Given data below:

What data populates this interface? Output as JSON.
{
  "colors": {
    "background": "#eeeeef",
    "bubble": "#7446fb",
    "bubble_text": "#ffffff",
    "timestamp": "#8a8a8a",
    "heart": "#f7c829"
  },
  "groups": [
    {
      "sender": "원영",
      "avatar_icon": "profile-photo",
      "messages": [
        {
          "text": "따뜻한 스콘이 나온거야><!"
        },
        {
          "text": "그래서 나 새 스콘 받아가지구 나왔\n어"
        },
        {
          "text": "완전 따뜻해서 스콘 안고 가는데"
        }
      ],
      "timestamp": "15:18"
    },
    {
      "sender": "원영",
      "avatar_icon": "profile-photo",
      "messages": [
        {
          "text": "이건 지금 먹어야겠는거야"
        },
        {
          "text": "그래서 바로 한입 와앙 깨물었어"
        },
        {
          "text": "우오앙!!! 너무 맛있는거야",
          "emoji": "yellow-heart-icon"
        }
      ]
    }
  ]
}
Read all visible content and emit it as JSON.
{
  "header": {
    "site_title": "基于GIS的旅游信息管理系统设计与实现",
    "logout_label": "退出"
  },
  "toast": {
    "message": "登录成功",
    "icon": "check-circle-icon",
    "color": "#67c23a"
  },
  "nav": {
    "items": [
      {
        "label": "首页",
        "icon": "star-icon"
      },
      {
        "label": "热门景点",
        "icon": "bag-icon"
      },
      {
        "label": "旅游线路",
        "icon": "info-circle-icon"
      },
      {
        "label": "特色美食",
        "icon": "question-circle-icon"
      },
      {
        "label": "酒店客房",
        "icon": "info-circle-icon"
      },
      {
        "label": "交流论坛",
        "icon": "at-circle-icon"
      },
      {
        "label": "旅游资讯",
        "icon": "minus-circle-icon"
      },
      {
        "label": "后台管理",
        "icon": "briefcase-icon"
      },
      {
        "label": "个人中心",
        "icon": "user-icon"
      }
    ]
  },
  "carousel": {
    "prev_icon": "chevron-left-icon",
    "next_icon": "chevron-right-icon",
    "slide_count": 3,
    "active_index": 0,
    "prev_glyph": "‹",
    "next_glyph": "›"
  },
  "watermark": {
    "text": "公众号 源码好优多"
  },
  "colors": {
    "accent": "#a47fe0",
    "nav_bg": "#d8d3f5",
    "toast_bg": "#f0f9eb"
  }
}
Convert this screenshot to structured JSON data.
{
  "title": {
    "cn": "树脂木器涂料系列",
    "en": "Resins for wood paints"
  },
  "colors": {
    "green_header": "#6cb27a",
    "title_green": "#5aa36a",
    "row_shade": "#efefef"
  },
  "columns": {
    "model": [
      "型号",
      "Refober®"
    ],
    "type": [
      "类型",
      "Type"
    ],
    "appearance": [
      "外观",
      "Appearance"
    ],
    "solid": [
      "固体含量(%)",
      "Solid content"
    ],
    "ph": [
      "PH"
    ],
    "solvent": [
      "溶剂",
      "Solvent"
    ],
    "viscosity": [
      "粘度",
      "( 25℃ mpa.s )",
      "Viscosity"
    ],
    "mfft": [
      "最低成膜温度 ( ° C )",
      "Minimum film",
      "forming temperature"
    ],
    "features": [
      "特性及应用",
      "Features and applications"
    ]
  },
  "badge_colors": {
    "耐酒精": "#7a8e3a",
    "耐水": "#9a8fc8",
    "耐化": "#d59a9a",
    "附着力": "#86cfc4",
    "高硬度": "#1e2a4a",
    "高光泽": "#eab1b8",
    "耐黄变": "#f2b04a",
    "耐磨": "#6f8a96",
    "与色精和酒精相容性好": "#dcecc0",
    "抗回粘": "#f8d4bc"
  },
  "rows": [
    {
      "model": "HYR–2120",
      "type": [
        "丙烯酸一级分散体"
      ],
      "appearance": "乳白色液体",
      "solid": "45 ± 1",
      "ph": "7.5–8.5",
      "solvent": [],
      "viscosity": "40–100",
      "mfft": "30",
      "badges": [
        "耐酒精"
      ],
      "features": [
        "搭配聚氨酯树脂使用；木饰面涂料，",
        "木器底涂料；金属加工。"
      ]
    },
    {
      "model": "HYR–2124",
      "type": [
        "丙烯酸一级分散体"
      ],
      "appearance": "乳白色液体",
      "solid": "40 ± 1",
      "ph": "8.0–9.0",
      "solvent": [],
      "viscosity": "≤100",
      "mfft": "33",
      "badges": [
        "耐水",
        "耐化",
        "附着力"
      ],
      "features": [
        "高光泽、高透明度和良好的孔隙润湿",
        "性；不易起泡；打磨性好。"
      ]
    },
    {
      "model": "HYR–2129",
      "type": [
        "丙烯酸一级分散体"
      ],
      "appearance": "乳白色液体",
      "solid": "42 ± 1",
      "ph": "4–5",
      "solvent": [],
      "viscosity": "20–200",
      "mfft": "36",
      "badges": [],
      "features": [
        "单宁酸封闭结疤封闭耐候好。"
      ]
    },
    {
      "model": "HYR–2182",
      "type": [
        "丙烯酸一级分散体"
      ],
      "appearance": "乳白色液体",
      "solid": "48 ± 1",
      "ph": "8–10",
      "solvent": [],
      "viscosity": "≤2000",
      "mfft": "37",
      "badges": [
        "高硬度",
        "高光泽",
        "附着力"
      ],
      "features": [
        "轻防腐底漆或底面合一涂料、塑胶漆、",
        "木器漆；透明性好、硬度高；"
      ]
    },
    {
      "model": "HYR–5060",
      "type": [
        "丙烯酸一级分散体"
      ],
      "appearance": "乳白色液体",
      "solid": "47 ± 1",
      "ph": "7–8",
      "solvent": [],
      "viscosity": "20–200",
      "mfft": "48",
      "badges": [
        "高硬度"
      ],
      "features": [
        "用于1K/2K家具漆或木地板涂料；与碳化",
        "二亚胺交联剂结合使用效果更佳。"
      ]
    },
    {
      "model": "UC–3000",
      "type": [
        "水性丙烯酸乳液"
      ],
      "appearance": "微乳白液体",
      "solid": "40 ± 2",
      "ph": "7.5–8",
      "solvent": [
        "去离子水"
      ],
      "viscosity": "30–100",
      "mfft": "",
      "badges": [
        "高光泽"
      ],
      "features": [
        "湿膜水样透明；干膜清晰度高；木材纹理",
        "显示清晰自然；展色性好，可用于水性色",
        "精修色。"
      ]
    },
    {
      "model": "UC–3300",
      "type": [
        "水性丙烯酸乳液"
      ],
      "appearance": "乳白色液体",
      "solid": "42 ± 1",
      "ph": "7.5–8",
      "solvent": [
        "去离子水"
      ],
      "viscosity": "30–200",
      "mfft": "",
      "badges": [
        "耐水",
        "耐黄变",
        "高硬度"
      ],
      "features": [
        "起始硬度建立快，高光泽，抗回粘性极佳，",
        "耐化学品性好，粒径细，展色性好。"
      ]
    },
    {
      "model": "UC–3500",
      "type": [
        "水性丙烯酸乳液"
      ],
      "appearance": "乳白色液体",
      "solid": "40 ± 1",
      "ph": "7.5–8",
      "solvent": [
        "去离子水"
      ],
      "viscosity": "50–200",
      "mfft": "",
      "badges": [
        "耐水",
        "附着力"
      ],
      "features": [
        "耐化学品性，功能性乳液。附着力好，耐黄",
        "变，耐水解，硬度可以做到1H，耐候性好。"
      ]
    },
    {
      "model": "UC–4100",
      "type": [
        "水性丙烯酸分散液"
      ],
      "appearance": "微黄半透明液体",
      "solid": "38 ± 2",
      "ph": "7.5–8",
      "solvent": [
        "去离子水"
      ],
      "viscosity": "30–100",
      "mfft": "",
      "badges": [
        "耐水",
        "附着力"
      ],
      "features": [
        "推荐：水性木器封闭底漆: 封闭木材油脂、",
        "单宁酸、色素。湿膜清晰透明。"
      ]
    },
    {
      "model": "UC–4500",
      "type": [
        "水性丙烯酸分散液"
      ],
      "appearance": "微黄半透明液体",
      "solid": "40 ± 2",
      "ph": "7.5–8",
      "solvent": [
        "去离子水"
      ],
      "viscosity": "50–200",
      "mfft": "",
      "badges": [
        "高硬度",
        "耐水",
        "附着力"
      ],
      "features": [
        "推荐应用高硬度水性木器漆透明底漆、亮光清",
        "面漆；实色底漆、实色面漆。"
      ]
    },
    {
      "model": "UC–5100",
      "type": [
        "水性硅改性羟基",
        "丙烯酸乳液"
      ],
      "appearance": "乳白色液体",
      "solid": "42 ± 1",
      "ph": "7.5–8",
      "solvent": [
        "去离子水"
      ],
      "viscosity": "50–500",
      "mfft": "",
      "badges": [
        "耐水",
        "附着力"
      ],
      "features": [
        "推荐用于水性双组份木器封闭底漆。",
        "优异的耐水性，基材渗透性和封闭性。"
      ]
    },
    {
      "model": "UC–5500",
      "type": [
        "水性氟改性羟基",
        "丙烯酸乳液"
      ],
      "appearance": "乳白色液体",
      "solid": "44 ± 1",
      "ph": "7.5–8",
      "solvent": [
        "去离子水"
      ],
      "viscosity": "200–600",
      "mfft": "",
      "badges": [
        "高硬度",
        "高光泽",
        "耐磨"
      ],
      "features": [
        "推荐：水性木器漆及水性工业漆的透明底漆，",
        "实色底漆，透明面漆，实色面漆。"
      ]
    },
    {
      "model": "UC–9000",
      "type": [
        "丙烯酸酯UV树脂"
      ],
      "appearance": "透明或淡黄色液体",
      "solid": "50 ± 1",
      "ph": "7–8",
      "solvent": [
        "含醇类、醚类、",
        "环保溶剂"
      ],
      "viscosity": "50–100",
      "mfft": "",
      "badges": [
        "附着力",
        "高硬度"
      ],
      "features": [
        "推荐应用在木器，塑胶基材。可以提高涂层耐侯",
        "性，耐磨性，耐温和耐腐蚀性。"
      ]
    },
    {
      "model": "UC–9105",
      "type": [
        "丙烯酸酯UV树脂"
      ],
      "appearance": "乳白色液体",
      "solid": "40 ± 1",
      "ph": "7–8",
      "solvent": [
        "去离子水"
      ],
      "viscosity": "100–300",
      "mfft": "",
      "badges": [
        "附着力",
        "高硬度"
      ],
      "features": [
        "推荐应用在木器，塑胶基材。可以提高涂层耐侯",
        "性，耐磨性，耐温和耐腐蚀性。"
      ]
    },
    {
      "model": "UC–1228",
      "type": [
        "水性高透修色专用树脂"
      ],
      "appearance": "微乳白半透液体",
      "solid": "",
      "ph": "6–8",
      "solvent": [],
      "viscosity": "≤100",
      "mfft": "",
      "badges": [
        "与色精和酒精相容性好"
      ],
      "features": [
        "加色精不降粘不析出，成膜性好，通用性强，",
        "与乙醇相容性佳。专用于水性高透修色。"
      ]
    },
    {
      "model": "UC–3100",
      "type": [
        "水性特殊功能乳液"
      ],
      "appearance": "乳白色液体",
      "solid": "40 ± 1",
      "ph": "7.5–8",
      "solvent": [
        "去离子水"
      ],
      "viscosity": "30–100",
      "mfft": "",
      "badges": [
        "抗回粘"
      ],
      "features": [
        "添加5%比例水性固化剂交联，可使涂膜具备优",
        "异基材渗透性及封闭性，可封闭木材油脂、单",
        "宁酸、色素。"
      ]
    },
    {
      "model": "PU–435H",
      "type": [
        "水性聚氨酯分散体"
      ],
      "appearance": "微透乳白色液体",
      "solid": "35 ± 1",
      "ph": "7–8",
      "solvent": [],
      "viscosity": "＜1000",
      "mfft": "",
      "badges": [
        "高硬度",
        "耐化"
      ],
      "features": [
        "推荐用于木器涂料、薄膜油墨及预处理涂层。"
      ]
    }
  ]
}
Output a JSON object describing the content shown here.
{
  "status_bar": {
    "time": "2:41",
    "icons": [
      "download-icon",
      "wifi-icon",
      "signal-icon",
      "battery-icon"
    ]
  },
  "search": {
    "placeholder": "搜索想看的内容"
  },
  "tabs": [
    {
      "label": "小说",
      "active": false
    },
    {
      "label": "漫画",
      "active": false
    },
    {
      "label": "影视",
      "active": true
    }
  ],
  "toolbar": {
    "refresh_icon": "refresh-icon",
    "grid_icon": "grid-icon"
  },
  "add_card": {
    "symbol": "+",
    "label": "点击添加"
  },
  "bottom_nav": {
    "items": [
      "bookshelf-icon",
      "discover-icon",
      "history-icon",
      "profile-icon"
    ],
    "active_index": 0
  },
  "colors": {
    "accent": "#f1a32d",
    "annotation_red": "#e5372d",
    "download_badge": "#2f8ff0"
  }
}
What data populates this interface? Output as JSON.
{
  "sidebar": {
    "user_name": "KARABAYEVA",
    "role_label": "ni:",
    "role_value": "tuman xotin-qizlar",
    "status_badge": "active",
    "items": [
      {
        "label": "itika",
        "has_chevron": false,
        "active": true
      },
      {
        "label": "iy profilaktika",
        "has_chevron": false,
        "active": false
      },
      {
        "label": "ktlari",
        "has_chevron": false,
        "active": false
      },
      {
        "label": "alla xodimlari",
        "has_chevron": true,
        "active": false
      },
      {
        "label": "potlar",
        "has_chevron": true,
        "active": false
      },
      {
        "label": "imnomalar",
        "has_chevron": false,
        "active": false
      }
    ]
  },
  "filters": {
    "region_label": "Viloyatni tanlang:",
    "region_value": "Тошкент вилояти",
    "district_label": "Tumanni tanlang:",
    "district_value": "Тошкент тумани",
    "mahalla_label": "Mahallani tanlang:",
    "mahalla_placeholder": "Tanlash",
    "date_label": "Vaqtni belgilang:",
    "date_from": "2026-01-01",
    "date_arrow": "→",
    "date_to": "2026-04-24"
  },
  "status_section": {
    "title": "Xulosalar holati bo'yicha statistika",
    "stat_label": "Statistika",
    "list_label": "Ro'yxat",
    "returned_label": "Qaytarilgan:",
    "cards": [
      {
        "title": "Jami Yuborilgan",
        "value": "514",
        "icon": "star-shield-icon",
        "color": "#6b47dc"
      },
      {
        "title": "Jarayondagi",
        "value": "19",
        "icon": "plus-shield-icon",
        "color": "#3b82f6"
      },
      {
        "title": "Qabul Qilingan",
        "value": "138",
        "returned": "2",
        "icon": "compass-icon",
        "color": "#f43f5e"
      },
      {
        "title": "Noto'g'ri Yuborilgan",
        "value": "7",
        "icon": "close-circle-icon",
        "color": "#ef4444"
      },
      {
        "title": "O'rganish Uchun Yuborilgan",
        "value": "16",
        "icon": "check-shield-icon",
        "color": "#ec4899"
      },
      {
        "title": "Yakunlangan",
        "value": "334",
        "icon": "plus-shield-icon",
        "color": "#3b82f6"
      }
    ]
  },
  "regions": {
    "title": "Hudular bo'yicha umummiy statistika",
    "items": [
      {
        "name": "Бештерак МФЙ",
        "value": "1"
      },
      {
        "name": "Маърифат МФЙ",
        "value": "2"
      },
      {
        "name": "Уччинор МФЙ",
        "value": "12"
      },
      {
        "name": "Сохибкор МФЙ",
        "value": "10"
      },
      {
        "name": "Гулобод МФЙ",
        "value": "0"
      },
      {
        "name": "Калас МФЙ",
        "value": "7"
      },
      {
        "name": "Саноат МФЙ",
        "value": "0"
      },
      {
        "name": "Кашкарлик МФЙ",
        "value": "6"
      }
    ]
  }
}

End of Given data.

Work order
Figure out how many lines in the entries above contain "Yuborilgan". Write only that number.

Answer to this problem
3